The content of the book and the way the information was narrated.
The facts that were presented
She made it nice to listen to while riding in the car. Some of her voice narratives were good as well. Her voice was easy on the ears.
No. The entire book was a moving experience. Especially the facts on drug use among different races, yet the amount of disproportion of incarceration in our justice system.
This book should be read/listened to by all who consider themselves active in the social justice movement. The facts in this book were well presented and gives answers to many questions that other ethnic groups may have about the troubles faced in the minority communities and people of the lower economic class.

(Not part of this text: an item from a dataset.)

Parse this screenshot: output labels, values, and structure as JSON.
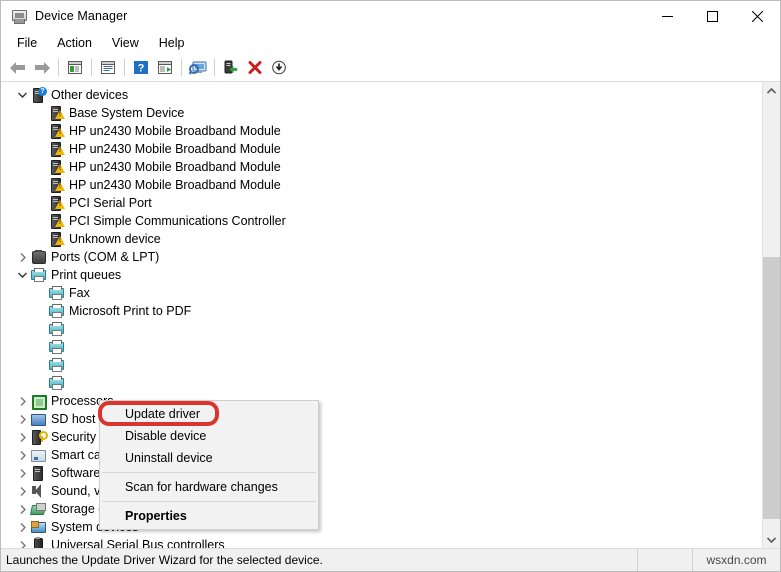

Audible obsessed lifelong learner.
The author builds the case that the mass incarceration of people is no mistake as the system has been made as the next evolution of the old Jim Crow laws in the south. She focuses on a broken war on drugs that have lead to a normalcy in the poor communities of everyone having a criminal back ground and how that background becomes a scarlet letter keeping them out of society and severely limiting their life choices.
This book documents the war on drugs with all of its impact on our society. While the war may benefit the owners of commercial jails, the impact on people of color is tragic. It is hard to imagine that this book cn be ignored, and change is inevitable if .it is widely read by intelligent and honest people.
All that is necessary for evil totriumph is for good people to do nothing. I doubt that anyone, even Republicans, will read this book and not seek change..
The New Jim Crow lays out facts that support the way many minorities have felt for decades.
I particularly enjoyed the education I received on the implementation of the War on Drugs and its unusual timing.
Her ability to encapsulate the the spirit of the person who was speaking in that moment was fascinating. Whether it be a male or female, she was able to fluxuate her tone to embody that person's essence.
The most moving part of the book was when she broke down the response to Drinking and Driving vs. the response to crack cocaine sales and usage. It was at this juncture that all doubt about what was being said in this book was extremely irrefutable.
Assata was my all time favorite book until I heard this fascinating truth. This book is as big of a "must read" as Roots, The Autobiography of Malcolm X, The Miseducation of the Negro, etc. Thank you so much Ms. Alexander for this rivoting tale.
eye-opening, chilling, anger-producing
Howard Zinn's A People's History of the United States
It's much more than a tidbit - it's a call to action for me and my fellow U.S.ers to become aware of what we've allowed to happen because of our indifference to what's going on with the imprisonment of young black men while young white men are ignored for the exact same actions.
Everyone should read this book and then alert others to what's going on.
It's in the upper middle.
No this was the first
No this was the first; however, her reading of the book made it interesting.
I felt that this book was one sided. It put too much focus on blacks being locked up; however, there were points made about self responsibility.
Books like these are good due to the facts that they give; however, it does not offer any suggestions for prevention and being a countable for ones own actions.
This was very well written, apart from certain small problems that I normally have with "call to action" books. A lot of "we must" or "it is time for us to", and a lot of repetition of what you might call catchphrases. You will hear "closed the courthouse doors to claims of racial bias" several times for example. Very small issues for me personally though - in total it's well written.
Very well read also - however this happened to be the book where I first tried turning the speed up to 1.25x (so that I could try to finish it before the weekend) and was surprised how slow she was speaking at regular speed. I would definitely recommend it for this book, and I'll be trying it out on others as well. Her performance didn't lose anything with the increased speed and might have even made her seem even more invested in the material.
You probably already know what it's about. I'm wary of sentences beginning with "Some researchers reported" or "One study found" or just about anything to do with surveys, which there is necessarily a lot of. There are also lots of anecdotes, but they are used mostly to help frame larger points, and are not usually depicted as being 'the norm'. Very good selection of quotes, both from historical figures and regular people caught up in the system the book describes.
Overall it is about two topics - race and criminal justice, and of course how they are linked. I think most people will agree with the author's position on criminal justice and the drug war, in that's it's very wasteful and mostly unnecessary. I agreed with that point going in, and even moreso now that I've finished the book. The racial angle, people could lean either way on, since the final chapter wisely attempts to open the floor to new ideas instead of telling the reader what has to be done. The history lessons are kept short, but powerful enough.
I haven't finished the book. However, halfway through, there is a perspective that opens the blind eyes of things we have not seen. Dr. King's efforts scratch the surface only to be buried by the uncaring, selfish, money-hungry, and power-thirsty antics of blacks, whites, church folks, and etc. The wake up call is a requirement for personal inventory to love, care, and ask the question, "What have I done or what am I doing?"
Again, must read. What slavery did to Egypt is a drop in the bucket to both sides of mass incarceration. It seems the principle is correct...refuse to love and care will bring about a thing 7 times worst. How much worst do we have to get? Michelle Alexander has been anointed and chosen to give us this perspective. It is our choice to open and walk through the door.
excellent read will reccommend to all i come in contact. the reader was great! the premis spot on.